Combining this new technology with novel motion limiting devices provides the basis of the new wave of emergency respiratory imaging. The paradigm for the future should be imaging dogs that are awake, without any sedation or anesthesia if possible, to better demonstrate the lesions under disease states (rather than exaggerated or minimized by the effects of anesthesia). Many novel motion limiting devices have been proposed. Most allow for the administration of both oxygen and intravenous fluids during the imaging. The device should provide no additional artifacts or stress to the patient. It should be a device that could be additionally used in an emergency or intensive care setting for the administration of oxygen even without imaging being performed. It should be relatively inexpensive to manufacture and rugged for routine clinical use.
CT has greatly improved contrast resolution compared to radiology. Lung lesions are much better characterized on CT. Lung lesions can be detected even when surrounded by pleural lesions. The ability to perform contrast enhanced CT greatly improves on this contrast resolution. Angiographic CT also provides the ability to diagnose pure vascular lesions such as lung lobe torsion and pulmonary thromboembolic disease. Both of these lesions have been imaged and awake patients using modern systems and novel CT protocols.
Under certain emergency circumstances, echocardiography is relatively contraindicated due to the stress associated with restraint for the procedure. This is especially true in cats. By delaying echocardiography until the patient is more stable often results in unacceptable delays in appropriate therapy. CT has the unique capability of characterizing the size of the left atrium compared to the size of the aortic root on survey imaging. The importance of this cannot be exaggerated on an emergency basis. The implications are that a patient without an IV catheter and too dyspneic for echocardiography can be imaged without any handling or restraint within a motion limiting device and determination made for all the components necessary for the diagnosis of left–sided congestive heart failure; pulmonary edema and large left atrium.

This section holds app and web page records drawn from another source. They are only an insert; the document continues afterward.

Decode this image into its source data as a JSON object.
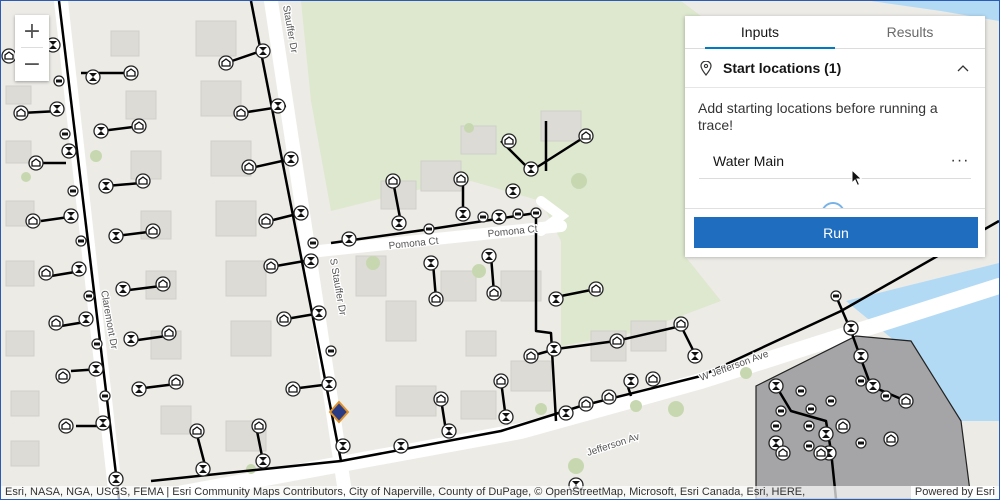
{
  "zoom": {
    "in_label": "+",
    "out_label": "−"
  },
  "panel": {
    "tabs": [
      {
        "label": "Inputs",
        "active": true
      },
      {
        "label": "Results",
        "active": false
      }
    ],
    "section_title": "Start locations (1)",
    "message": "Add starting locations before running a trace!",
    "start_location": "Water Main",
    "more_label": "···",
    "run_label": "Run"
  },
  "map": {
    "streets": [
      "Pomona Ct",
      "Pomona Ct",
      "S Stauffer Dr",
      "Claremont Dr",
      "W Jefferson Ave",
      "Jefferson Av",
      "Stauffer Dr"
    ],
    "colors": {
      "land": "#ecebe6",
      "park": "#dde8cf",
      "water": "#b3daf5",
      "line": "#000000",
      "selection": "#a5a5a8",
      "marker_fill": "#2a3b85",
      "marker_stroke": "#e0932c"
    }
  },
  "attribution": {
    "credits": "Esri, NASA, NGA, USGS, FEMA | Esri Community Maps Contributors, City of Naperville, County of DuPage, © OpenStreetMap, Microsoft, Esri Canada, Esri, HERE,",
    "powered": "Powered by Esri"
  }
}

Additionally, this imaging can be performed in approximately 15 seconds without the need for any initial scanning to determine location of the body part of interest.

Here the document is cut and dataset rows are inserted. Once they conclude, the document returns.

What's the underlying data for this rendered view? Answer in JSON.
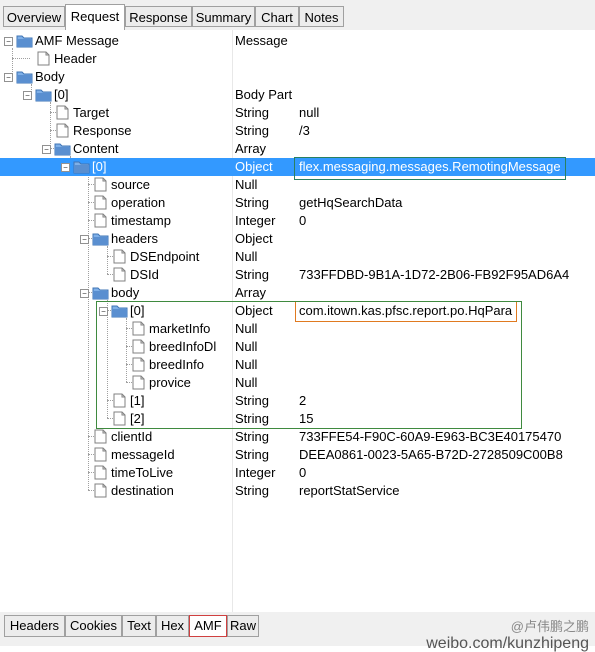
{
  "top_tabs": [
    "Overview",
    "Request",
    "Response",
    "Summary",
    "Chart",
    "Notes"
  ],
  "bottom_tabs": [
    "Headers",
    "Cookies",
    "Text",
    "Hex",
    "AMF",
    "Raw"
  ],
  "tree": [
    {
      "name": "AMF Message",
      "type": "Message",
      "value": ""
    },
    {
      "name": "Header",
      "type": "",
      "value": ""
    },
    {
      "name": "Body",
      "type": "",
      "value": ""
    },
    {
      "name": "[0]",
      "type": "Body Part",
      "value": ""
    },
    {
      "name": "Target",
      "type": "String",
      "value": "null"
    },
    {
      "name": "Response",
      "type": "String",
      "value": "/3"
    },
    {
      "name": "Content",
      "type": "Array",
      "value": ""
    },
    {
      "name": "[0]",
      "type": "Object",
      "value": "flex.messaging.messages.RemotingMessage"
    },
    {
      "name": "source",
      "type": "Null",
      "value": ""
    },
    {
      "name": "operation",
      "type": "String",
      "value": "getHqSearchData"
    },
    {
      "name": "timestamp",
      "type": "Integer",
      "value": "0"
    },
    {
      "name": "headers",
      "type": "Object",
      "value": ""
    },
    {
      "name": "DSEndpoint",
      "type": "Null",
      "value": ""
    },
    {
      "name": "DSId",
      "type": "String",
      "value": "733FFDBD-9B1A-1D72-2B06-FB92F95AD6A4"
    },
    {
      "name": "body",
      "type": "Array",
      "value": ""
    },
    {
      "name": "[0]",
      "type": "Object",
      "value": "com.itown.kas.pfsc.report.po.HqPara"
    },
    {
      "name": "marketInfo",
      "type": "Null",
      "value": ""
    },
    {
      "name": "breedInfoDl",
      "type": "Null",
      "value": ""
    },
    {
      "name": "breedInfo",
      "type": "Null",
      "value": ""
    },
    {
      "name": "provice",
      "type": "Null",
      "value": ""
    },
    {
      "name": "[1]",
      "type": "String",
      "value": "2"
    },
    {
      "name": "[2]",
      "type": "String",
      "value": "15"
    },
    {
      "name": "clientId",
      "type": "String",
      "value": "733FFE54-F90C-60A9-E963-BC3E40175470"
    },
    {
      "name": "messageId",
      "type": "String",
      "value": "DEEA0861-0023-5A65-B72D-2728509C00B8"
    },
    {
      "name": "timeToLive",
      "type": "Integer",
      "value": "0"
    },
    {
      "name": "destination",
      "type": "String",
      "value": "reportStatService"
    }
  ],
  "watermark": {
    "handle": "@卢伟鹏之鹏",
    "url": "weibo.com/kunzhipeng"
  },
  "colors": {
    "selection": "#3399ff",
    "orange_box": "#e07a20",
    "green_box": "#3f8a3f",
    "folder": "#5a8fd0"
  }
}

Finally, and perhaps most exciting, is the ability of CT to evaluate for large airway collapse. This takes us beyond the diagnosis of tracheal collapse into the region of principle and lobar collapse. A particularly difficult clinical situation has been in circumstances of the cardiac murmur and concurrent cough. There is a tendency to over diagnose this clinical scenario as being a cardiogenic cough due to pulmonary edema with the ensuing overtreatment with diuretics and other cardiac medications. Recent evidence indicates that costs are quite unlikely with pulmonary edema and that the most common cause is bronchial collapse due to chondromalacia. CT is uniquely able to make this diagnosis in an awake patient. Cases will be discussed that exemplify this clinical situation. There is some suggestion that bronchomalacia (caused by chondromalacia) may be genetically associated with another cartilaginous degenerative disease; and endocardiosis. Therefore concurrence of the lesion should be expected rather than thought an unlikely combination of two unassociated diseases.

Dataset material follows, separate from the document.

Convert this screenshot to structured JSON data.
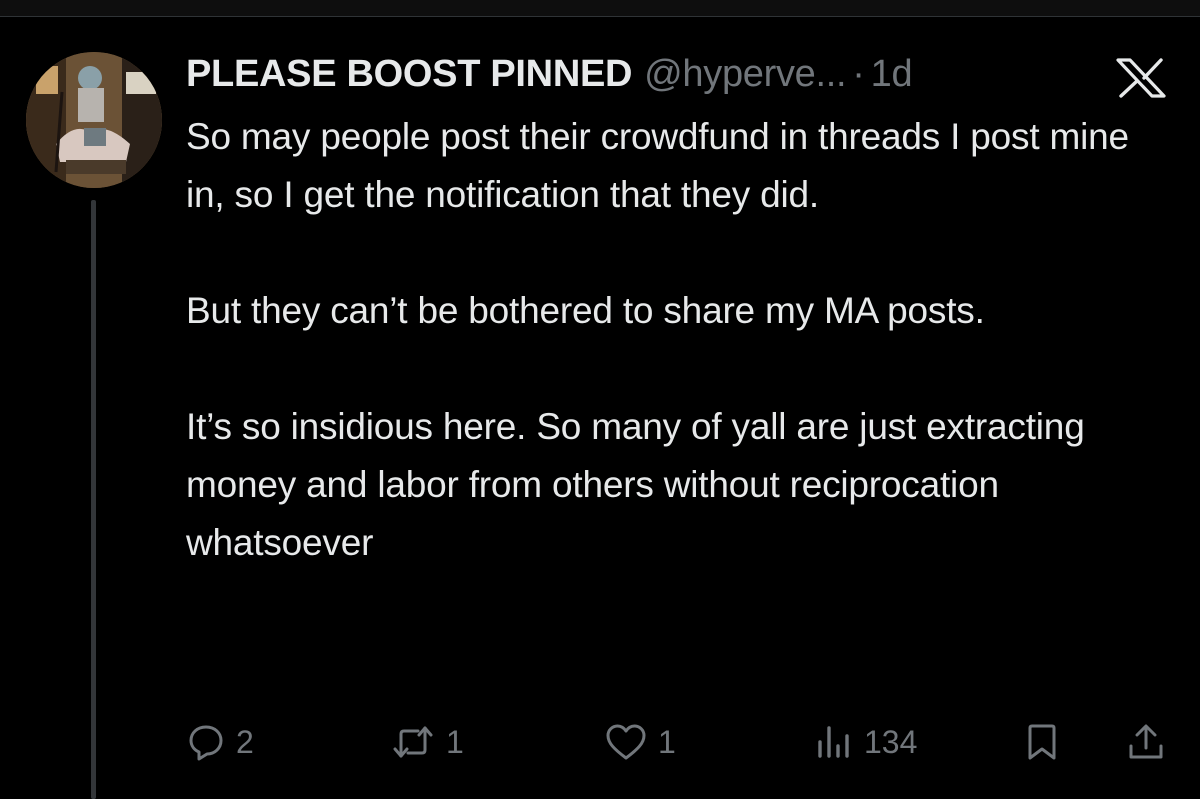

In summary, traditional ready graphic projections are easily made to improve respiratory imaging and cats and dogs in general practice. Video fluoroscopy adds to the sensitivity and characterization of functional diseases, especially involving the esophagus. But it is with CT that we can make major improvements in respiratory tract imaging that involve both primary pulmonary lesions, large airway characterization and vascular lesions that are so common in dogs and cats.